Changes to the ODI format June 29, 2005

Gilchrist wants more player input

Cricinfo staff

Gilchrist would like to see how the new experiments pan out © Getty Images

With players across the world coming to grips with the new proposals intended to liven up one-day cricket, Adam Gilchrist has come out and said that the players' views should be taken on board before such experiments become legislation. The new changes, which involve changes in fielding restrictions and substitutions, could be tried out in early July when England and Australia clash in the NatWest Series.

"I don't think our guys have got a full grasp of it," said Gilchrist, talking to The Age. "I think it's going to be really intriguing for the spectators and the players as to how a captain manipulates those five-over blocks. That will be really good.

"It will keep people really interested and it will bring a more traditional tactical nous to the one-day game, where maybe that has slowly faded away or is not as openly evident in one-day cricket to the paying public. Traditional cricket is about out-thinking your opponent and subtle field changes. With these rules, it will have to reintroduce that skilled thinking."

The changes were suggested by a committee headed by Sunil Gavaskar, the former Indian opening batsman, in an attempt to liven up the one-day game which had become drearily predictable and formulaic in the middle of an innings.

Gilchrist added that while the game's popularity and commercial considerations were important, it was imperitive that the players be consulted before any far-reaching changes were affected. "I've got no problem with trying things in this format of the game," he said. "People will say it's not cricket to substitute a player in and out but traditionalists will say one-day cricket is not cricket, so it's here and it's a good forum to experiment.

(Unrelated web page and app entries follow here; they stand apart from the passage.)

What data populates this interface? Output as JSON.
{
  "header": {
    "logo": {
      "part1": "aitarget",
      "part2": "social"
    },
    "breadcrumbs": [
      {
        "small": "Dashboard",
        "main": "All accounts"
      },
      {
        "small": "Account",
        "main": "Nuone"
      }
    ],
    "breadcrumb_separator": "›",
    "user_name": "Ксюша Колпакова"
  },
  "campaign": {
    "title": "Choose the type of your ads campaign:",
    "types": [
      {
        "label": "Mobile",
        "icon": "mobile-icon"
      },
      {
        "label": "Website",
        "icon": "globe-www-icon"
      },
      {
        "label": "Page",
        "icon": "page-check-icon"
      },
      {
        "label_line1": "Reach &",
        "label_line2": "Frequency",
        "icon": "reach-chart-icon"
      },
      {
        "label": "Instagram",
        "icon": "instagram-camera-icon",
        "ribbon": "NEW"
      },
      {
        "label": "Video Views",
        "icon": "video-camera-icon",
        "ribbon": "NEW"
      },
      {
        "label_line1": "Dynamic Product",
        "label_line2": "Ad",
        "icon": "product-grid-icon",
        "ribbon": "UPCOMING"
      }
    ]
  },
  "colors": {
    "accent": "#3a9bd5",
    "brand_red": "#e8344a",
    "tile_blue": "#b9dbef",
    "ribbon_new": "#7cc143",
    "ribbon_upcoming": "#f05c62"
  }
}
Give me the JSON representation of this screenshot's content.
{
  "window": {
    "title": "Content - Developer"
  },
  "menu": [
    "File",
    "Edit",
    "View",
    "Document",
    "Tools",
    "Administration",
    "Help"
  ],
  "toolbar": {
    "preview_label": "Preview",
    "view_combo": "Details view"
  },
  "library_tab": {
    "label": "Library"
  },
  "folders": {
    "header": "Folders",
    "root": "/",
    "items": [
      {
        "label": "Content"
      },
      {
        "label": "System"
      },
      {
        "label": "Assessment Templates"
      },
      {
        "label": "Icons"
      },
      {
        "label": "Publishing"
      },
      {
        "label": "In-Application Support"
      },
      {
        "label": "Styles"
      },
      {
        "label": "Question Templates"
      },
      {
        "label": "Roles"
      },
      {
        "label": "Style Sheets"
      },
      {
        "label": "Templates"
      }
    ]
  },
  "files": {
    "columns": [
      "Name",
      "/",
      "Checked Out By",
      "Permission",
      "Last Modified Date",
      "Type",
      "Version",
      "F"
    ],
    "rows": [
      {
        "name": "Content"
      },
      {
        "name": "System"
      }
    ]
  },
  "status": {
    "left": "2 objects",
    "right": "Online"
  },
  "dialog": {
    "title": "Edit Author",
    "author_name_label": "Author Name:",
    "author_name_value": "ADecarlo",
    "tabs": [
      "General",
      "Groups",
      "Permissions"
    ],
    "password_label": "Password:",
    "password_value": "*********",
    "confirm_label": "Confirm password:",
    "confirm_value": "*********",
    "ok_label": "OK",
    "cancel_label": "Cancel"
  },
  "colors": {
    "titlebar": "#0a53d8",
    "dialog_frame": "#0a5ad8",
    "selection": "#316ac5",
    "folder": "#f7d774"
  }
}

"As long as there is an experimental period and then they go to the players to get opinion on whether it's worked or not. The players don't have to have the final say, but they've got to have a strong voice in the final outcome, along with spectators who they'll canvass and, I'm sure, sponsors and the TV people that cover the games."